Aligned with FAO’s Green Cities Initiative, FAO is working to improve the livelihoods and well-being of people living in and around cities through enhancing green spaces, urban and peri-urban agriculture and forestry, urban-rural market linkages, and access to healthy diets, contributing to climate change mitigation and resilience. FAO will expand its support to governments and communities on these critical issues in GEF-8.

CBIT was created in 2016 to strengthen the institutional and technical capacities of developing countries to meet enhanced transparency requirements in Article 13 of the Paris Agreement. Since then, FAO has been supporting 17 national projects and 48 additional countries through global CBIT projects. FAO-CBIT projects build the capacity of AFOLU sectors and non-AFOLU sectors included in the Nationally Determined Contributions (NDCs). The CBIT is a separate program from the STAR and will be one of the baseline initiatives for the Net-Zero Nature-Positive Accelerator IP. At COP26, the GEF highlighted FAO’s important CBIT work on data management and knowledge sharing among countries. 

Healthy Planet, Healthy People

At the core of the GEF-8 framework is a Healthy Planet, Healthy People approach, recognizing the interdependency of human well-being and a healthy environment. FAO’s work on zoonotic diseases (e.g. COVID-19, SARS, MERS), anti-microbial resistance, and food systems, food safety and veterinary services are essential in a Healthy Planet, Healthy People approach. FAO will assist countries in developing and delivering projects that apply this approach in each Focal Area, Integrated Program, and other GEF investments such as the Small Grants Program. FAO’s support will promote a blue and green post-COVID-19 recovery, including through One Health strategies and sustainable agricultural production, agrobiodiversity conservation and resilient food systems.

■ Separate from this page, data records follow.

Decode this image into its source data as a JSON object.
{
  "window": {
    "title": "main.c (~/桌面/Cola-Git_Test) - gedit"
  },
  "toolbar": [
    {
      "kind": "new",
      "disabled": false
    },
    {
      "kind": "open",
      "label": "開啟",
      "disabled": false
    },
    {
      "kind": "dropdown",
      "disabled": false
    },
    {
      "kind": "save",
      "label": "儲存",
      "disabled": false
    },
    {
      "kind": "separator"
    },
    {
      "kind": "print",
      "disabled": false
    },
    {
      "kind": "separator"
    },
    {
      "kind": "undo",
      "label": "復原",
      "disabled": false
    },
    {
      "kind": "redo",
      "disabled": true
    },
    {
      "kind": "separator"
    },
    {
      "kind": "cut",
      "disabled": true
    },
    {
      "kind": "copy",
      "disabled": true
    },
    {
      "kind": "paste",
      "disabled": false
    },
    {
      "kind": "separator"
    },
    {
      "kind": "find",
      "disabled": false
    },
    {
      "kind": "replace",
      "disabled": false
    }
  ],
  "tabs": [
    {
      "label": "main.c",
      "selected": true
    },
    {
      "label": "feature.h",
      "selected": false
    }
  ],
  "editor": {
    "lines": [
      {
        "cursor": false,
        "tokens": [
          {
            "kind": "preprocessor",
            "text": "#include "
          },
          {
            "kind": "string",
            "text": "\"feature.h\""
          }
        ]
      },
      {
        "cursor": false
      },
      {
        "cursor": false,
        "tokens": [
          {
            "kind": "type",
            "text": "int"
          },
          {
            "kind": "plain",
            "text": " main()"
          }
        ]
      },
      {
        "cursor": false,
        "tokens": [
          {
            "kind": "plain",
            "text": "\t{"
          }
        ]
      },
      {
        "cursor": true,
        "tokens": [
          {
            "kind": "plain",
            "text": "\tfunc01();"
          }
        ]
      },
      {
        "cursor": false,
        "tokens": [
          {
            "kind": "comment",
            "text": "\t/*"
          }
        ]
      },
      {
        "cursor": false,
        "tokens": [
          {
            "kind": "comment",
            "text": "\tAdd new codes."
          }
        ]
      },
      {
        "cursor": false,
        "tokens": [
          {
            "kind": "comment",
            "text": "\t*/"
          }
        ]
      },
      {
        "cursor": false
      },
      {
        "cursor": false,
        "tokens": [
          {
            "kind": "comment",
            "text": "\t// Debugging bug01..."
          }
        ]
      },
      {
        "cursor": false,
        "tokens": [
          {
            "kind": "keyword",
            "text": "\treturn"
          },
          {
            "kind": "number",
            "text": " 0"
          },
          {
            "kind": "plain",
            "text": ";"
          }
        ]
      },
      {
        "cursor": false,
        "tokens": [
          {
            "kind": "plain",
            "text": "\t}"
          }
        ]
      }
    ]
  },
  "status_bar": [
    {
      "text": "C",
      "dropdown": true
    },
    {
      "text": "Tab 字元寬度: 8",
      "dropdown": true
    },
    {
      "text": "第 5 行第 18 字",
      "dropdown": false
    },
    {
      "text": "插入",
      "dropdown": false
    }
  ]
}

Cross-cutting themes

FAO will also assist countries in addressing seven cross-cutting GEF-8 themes through project design and resource mobilization. These themes include circular economy, Nature-based Solutions, transboundary and freshwater environmental security, gender responsive approaches, behavior change, resilience, and private sector engagement.